I say it’s the best part of the movie, though Joss Whedon’s style of dialogue does not fare well when directed by non-native English speakers (c.f. Alien Resurrection), and while the Dutch Jan de Bont does his best, many moments feel out of key. The early banter between Keanu and his partner, played by Jeff Daniels, fares the best (due largely to Daniels’ talents and whatever camaraderie existed naturally between them) — exchanges like this…
Harry: [drunk] Well, I’m gonna go home, have some sex.
Jack: Harry, you’re gonna go home and puke.
Harry: Well that’ll be fun too.
…represent that classic sort of “show don’t tell” relationship building between bros. For the most part, though, throughout Speed there’s a blunt force to the way a lot of the dialogue is delivered, one that reminds me of Carrie Fisher’s classic George Lucas story about his only two lines of direction: “faster” and “more intense.”

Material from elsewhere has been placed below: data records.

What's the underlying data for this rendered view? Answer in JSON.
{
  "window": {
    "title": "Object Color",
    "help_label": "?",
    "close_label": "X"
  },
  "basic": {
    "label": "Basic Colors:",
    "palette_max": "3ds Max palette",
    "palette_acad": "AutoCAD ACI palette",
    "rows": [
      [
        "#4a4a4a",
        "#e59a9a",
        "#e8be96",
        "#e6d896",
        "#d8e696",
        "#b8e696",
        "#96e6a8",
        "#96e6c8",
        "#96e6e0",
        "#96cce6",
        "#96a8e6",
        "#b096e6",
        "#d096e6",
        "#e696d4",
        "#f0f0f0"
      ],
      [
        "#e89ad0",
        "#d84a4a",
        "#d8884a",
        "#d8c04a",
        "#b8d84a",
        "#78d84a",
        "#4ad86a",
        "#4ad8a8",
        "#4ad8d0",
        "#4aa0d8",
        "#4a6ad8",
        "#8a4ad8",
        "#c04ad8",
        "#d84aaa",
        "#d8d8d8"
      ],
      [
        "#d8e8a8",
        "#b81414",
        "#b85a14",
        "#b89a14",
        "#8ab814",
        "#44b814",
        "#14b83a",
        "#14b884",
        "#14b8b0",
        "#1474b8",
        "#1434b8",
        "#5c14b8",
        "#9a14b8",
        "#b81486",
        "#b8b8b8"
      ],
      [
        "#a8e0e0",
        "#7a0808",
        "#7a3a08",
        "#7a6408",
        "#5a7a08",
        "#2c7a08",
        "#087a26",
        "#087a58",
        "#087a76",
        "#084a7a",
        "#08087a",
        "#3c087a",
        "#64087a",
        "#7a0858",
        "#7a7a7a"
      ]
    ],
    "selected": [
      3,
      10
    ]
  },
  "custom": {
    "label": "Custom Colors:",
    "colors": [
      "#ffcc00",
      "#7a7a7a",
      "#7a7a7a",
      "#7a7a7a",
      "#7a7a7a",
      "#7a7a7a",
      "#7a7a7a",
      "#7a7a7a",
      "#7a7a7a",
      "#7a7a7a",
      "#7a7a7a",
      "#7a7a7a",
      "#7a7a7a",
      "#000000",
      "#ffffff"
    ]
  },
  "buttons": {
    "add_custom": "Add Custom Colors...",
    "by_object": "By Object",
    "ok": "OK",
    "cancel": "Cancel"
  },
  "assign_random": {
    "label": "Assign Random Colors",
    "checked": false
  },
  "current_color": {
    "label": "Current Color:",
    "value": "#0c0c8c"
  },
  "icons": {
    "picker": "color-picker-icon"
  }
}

Oddly, though, that imperfection has over the years become precious to me, like typos in a beloved paperback. Of all the great dialogue in Speed — Sandra Bullock’s half-terrified patter, Dennis Hopper’s epic ranting — my absolute favorite line might be one bus passenger’s brutish exclamation of “Hey, man, I got a wife!” Second favorite line: “I got gum on my seat. Gum.” These are lines that echo in my brain, years later, that I chant along with the film a moment before Ortiz or Annie has a chance to say them on screen. I love them because of their flaws, because they’re ridiculous, because they’re familiar.
Those moments of dialogue represent the bare minimum of characterization left from the pre-Whedon drafts; according to this AV Club interview with Beth Grant, Whedon’s draft was responsible not just for the film’s memorable dialogue, but a stripping down of character, including the transformation of Helen from a heroic friend of Annie’s to a meek and terrified bomb victim.
"There was just more backstory for all of us," Grant says. "It was kind of like The Poseidon Adventure, and very wisely, in this case, the studio said, ‘No, let’s just get on the bus and go.’ Joss had done that rewrite, so I teased him about it… He said, ‘Oh yeah, sorry about that.’ And I said, ‘No, thank God, because that’s why it was a hit.’”
Was it a hit because the characters were reduced to quick quips? Because “Die Hard on a bus” was an easy sell for audiences? Or was it a hit because of Keanu? He’s compelling here in a way that today’s movie-star-wannabes — the Chrises and Ryans and Justins — can’t touch, a pretty face paired with blunt machismo and given free reign to scream profanities when the situation calls for it. Perhaps it’s simply a matter of how much he cares about stopping this bus, saving these people, stopping this psycho that makes him so watchable. Because when he cares, so do we.
Liz Shannon Miller is a writer and pop culture enthusiast based in Los
Angeles. Surprise surprise, she is on tumblr.